-------- RECORDS TO PROCESS --------

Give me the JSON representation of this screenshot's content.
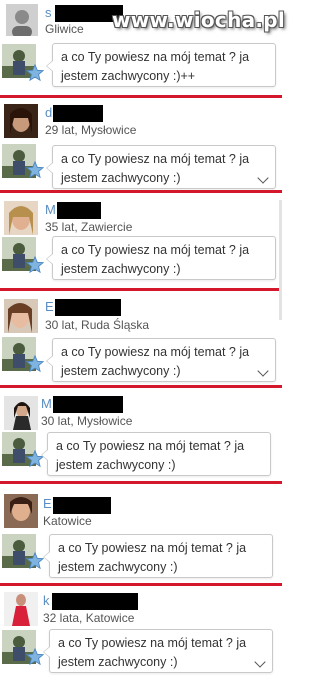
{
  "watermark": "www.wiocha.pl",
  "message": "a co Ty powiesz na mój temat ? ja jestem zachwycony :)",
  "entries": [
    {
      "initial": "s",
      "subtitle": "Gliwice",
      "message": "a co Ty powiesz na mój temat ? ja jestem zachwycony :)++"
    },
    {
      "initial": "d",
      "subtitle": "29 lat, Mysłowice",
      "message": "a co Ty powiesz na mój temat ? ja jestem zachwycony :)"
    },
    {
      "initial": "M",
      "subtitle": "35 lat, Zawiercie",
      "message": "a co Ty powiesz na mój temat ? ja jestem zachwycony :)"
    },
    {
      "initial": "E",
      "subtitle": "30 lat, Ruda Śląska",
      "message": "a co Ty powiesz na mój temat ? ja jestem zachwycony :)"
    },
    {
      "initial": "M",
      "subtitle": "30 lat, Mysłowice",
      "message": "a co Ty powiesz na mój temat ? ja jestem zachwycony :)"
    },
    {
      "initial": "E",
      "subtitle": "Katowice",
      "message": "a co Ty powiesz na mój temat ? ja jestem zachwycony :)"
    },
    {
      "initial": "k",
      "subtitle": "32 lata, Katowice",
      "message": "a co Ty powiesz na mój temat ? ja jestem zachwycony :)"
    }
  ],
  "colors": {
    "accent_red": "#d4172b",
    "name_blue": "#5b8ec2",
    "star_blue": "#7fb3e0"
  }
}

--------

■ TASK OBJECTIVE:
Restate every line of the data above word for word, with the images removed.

■ ANSWER SPACE:
Give me the JSON representation of this screenshot's content.
{
  "watermark": "www.wiocha.pl",
  "message": "a co Ty powiesz na mój temat ? ja jestem zachwycony :)",
  "entries": [
    {
      "initial": "s",
      "subtitle": "Gliwice",
      "message": "a co Ty powiesz na mój temat ? ja jestem zachwycony :)++"
    },
    {
      "initial": "d",
      "subtitle": "29 lat, Mysłowice",
      "message": "a co Ty powiesz na mój temat ? ja jestem zachwycony :)"
    },
    {
      "initial": "M",
      "subtitle": "35 lat, Zawiercie",
      "message": "a co Ty powiesz na mój temat ? ja jestem zachwycony :)"
    },
    {
      "initial": "E",
      "subtitle": "30 lat, Ruda Śląska",
      "message": "a co Ty powiesz na mój temat ? ja jestem zachwycony :)"
    },
    {
      "initial": "M",
      "subtitle": "30 lat, Mysłowice",
      "message": "a co Ty powiesz na mój temat ? ja jestem zachwycony :)"
    },
    {
      "initial": "E",
      "subtitle": "Katowice",
      "message": "a co Ty powiesz na mój temat ? ja jestem zachwycony :)"
    },
    {
      "initial": "k",
      "subtitle": "32 lata, Katowice",
      "message": "a co Ty powiesz na mój temat ? ja jestem zachwycony :)"
    }
  ],
  "colors": {
    "accent_red": "#d4172b",
    "name_blue": "#5b8ec2",
    "star_blue": "#7fb3e0"
  }
}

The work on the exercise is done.